This chart is a close-up of just the past few years. Note that inventory plummeted in late 2020 and early 2021 as COVID-fueled buying fever prevailed. Then, starting in Summer 2022, the market cooled a bit and inventory rose.. but it still peaked at around 260 listings in Fall 2022 … and now it’s dropping pretty fast again.
As of 12/15/22, there were only 165 listings on the market. That is lower than anytime prior to the onset of COVID. It’s still a seller’s market, as long as there is so little inventory. Properties are currently selling faster than new ones are coming on the market, so the number of listings is dropping.
Questions? Need answers? Roger and I are your number ONE professional choice for our knowledge, expertise and advise. We look forward to assisting you. Happy Holidays.

A Forecast for 2023

Amid higher mortgage rates and inflation, many buyers are presenting lowball offers, assuming that sellers are no longer in control. The buyers reason that the days of sellers asking for whatever they want, and having bidding wars for their properties is over, and so the sellers should be receptive to lower offers. This is partially true, but not entirely. Here are 2 reasons why:

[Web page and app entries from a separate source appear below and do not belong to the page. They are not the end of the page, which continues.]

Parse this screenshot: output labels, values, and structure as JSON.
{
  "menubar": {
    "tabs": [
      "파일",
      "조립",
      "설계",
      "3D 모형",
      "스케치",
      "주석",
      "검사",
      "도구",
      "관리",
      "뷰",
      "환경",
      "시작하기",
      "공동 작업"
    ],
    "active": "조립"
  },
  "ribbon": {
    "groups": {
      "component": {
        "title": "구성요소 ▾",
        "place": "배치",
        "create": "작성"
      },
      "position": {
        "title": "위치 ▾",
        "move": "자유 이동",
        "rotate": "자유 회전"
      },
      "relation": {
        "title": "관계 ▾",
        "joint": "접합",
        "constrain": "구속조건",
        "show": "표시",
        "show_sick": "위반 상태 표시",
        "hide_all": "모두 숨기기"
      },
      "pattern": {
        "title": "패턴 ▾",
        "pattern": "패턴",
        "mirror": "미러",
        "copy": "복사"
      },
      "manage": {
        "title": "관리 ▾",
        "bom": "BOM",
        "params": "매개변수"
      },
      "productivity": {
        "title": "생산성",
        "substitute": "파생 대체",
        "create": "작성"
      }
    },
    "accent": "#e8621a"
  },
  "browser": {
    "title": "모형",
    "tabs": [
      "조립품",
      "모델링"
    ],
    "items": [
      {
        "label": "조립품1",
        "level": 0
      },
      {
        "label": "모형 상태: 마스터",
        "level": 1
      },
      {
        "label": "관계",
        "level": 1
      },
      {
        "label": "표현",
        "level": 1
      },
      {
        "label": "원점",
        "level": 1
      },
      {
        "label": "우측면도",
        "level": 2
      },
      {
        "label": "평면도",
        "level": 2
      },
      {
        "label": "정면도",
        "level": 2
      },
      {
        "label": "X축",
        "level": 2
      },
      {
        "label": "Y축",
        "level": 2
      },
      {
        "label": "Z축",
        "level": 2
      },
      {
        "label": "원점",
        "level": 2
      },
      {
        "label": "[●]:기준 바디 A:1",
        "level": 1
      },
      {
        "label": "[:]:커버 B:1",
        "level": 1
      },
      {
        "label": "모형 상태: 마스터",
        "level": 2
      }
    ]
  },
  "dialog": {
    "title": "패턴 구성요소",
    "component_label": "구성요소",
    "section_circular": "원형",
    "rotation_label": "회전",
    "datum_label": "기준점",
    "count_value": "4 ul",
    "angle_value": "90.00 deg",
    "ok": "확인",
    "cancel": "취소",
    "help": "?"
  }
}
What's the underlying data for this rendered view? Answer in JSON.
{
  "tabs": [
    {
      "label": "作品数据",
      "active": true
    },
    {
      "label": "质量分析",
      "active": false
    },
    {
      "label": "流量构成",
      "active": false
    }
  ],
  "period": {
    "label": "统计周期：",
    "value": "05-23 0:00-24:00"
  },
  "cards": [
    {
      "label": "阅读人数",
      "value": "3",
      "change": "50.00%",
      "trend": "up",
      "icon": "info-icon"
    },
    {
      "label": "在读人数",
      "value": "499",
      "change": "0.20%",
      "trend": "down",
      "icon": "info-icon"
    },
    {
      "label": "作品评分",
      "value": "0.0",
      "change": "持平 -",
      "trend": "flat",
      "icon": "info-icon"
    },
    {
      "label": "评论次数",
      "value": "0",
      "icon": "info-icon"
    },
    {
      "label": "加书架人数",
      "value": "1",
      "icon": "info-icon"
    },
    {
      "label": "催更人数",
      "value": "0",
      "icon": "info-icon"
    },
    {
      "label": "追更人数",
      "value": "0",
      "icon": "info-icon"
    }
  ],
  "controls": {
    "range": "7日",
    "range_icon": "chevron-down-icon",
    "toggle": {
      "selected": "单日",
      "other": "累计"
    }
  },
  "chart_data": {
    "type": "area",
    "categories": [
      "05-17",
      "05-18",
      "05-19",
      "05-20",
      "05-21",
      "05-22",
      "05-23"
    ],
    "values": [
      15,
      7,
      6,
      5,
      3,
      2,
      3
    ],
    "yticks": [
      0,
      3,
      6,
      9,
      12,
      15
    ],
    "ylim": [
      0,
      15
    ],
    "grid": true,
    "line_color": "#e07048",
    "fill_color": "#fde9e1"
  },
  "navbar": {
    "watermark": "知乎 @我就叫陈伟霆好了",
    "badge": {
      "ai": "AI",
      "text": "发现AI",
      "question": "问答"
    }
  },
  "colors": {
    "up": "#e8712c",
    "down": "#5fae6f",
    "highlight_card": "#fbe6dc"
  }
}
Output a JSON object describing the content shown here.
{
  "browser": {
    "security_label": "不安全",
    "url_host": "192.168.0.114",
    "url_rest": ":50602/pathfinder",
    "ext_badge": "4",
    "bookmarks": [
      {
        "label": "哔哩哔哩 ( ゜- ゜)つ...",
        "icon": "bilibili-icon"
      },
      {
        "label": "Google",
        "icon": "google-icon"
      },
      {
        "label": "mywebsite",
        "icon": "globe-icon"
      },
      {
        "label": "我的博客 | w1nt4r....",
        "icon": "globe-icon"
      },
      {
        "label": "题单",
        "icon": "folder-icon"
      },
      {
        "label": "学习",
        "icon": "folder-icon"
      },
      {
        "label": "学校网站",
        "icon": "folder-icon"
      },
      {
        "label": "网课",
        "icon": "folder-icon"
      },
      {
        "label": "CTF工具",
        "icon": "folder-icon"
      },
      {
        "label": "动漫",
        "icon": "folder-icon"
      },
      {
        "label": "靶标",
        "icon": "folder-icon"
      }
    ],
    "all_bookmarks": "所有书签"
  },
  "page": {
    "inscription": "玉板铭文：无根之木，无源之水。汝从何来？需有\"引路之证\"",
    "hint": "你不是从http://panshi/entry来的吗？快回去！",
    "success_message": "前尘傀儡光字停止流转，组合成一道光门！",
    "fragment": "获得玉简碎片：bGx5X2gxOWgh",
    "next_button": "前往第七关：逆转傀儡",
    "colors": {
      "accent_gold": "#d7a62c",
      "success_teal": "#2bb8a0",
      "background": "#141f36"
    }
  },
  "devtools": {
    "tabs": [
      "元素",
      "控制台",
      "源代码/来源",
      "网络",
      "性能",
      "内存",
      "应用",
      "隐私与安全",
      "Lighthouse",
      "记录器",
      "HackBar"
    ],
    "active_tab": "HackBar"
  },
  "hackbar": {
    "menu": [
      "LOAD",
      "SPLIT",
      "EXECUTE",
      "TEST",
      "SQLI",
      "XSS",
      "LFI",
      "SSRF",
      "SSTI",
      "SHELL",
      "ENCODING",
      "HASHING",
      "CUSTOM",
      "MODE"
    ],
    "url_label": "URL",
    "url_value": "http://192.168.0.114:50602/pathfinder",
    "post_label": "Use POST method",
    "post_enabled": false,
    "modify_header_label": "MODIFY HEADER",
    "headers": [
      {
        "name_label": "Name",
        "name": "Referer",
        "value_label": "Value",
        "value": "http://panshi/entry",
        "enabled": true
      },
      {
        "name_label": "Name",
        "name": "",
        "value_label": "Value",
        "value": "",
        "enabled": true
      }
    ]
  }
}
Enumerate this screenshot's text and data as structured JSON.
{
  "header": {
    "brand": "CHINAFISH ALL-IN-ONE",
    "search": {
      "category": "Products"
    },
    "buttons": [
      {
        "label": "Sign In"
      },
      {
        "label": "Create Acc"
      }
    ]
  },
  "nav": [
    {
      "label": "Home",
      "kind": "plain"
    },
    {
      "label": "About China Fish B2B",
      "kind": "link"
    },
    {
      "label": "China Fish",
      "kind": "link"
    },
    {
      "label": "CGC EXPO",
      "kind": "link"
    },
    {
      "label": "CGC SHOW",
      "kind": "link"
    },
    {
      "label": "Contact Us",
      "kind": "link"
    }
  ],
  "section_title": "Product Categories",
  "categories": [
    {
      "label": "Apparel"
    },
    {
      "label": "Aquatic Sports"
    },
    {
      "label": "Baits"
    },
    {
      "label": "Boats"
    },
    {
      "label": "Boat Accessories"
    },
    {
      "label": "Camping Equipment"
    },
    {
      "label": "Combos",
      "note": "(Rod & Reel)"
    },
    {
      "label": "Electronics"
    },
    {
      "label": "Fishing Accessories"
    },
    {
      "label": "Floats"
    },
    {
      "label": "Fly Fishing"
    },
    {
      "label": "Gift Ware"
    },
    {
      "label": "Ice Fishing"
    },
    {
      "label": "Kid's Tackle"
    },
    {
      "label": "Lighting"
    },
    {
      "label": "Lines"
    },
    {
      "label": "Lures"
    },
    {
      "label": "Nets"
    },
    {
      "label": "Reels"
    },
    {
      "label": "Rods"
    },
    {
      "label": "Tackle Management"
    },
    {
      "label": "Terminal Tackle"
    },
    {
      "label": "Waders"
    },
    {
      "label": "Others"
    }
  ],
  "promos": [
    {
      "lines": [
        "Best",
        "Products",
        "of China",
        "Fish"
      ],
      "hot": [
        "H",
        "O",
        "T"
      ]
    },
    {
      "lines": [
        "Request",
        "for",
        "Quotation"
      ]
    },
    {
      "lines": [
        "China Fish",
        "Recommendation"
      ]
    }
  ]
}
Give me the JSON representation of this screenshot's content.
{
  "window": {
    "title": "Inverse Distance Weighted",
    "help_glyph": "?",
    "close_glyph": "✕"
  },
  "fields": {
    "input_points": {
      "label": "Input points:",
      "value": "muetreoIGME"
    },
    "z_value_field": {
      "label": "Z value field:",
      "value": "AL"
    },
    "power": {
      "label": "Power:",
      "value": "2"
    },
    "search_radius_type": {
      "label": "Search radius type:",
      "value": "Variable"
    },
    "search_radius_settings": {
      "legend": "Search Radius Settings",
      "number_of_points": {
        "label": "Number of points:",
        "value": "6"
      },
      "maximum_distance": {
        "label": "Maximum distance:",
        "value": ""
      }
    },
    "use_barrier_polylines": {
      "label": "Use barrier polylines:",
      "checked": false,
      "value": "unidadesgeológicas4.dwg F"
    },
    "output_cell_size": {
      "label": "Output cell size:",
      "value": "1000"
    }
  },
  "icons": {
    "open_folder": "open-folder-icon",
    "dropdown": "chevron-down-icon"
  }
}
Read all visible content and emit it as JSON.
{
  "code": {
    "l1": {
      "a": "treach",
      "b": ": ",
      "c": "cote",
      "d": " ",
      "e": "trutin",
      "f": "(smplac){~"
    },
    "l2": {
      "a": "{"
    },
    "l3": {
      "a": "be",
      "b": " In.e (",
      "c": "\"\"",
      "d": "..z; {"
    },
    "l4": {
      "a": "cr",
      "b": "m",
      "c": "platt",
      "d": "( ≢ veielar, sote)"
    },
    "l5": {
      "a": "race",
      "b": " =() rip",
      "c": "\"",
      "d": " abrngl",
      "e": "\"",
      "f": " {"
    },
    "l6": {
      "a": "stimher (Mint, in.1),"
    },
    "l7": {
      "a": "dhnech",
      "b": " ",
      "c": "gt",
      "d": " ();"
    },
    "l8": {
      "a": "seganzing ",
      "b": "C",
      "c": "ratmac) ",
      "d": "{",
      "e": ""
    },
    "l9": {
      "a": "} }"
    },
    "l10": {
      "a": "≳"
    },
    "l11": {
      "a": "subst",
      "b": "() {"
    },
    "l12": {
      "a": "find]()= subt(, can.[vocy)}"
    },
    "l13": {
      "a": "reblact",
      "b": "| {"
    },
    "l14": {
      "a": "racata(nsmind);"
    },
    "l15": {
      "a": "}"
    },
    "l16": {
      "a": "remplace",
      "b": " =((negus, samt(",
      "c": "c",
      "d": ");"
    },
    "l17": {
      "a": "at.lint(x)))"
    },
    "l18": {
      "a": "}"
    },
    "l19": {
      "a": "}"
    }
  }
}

First, this year I’ve had more people paying cash for their second homes here in Breckenridge and surrounding areas. Remember, Breckenridge is a resort market, so interest rates are not as much of a concern here, versus areas where people are struggling to finance their first home purchase. But, the way that it is affecting our investors in Breckenridge, is that they are now figuring “cash is king” and in some cases they are right. A cash transaction can close quickly, around 3 weeks, while a transaction with a loan will typically take 6-8 weeks. A quick closing is usually appealing to a seller.

Second, sellers are seeing more price reductions in their properties for sale and so they see this as a distressed or highly motivated seller. From what we are seeing these price reductions are due to the sellers learning that the crazy run on sales that we saw during the pandemic, where the sellers can demand whatever price they want and get multiple bids, is no longer the case. It takes awhile for both buyers and sellers to learn that this market is different, and more balanced for buyers and sellers. It is a more equal playing field you might say. So in this learning process, you will see price reductions periodically until the market will bear the sellers’ price. The market dictates the price always.
In an ever-changing world our Breckenridge market is no different so keeping educated is the best way to make a good decision. We are always here to discuss what the latest projections are during a specific season. We are your local experts!

Not-To-Be-Missed Festivals & Events

Happy Thanksgiving!

I had to mention the holidays in Breckenridge and how spectacular and magical they are. After 25 years of living here in Breckenridge I never want to be anywhere else. There are still short term rentals out there just waiting for you to reserve and have the best Breckenridge holidays ever. There are also many properties on the market if you decide you don’t want to go home. That is actually what happened to Roger and I 25 years ago. We came for Christmas and I couldn’t stand the thought of leaving so we bought property and never looked back! True story! We are the experts in real estate in Breckenridge so give us a call and welcome to Colorado’s Playground.


Dec. 3, 2022 Lighting of Breckenridge & Race of the Santas
Dec. 8-10, 2022 Breckenridge Ullr Fest (Grab your Viking hats!)
Jan. 23-Feb. 1, 2023 International Snow Sculpture Championships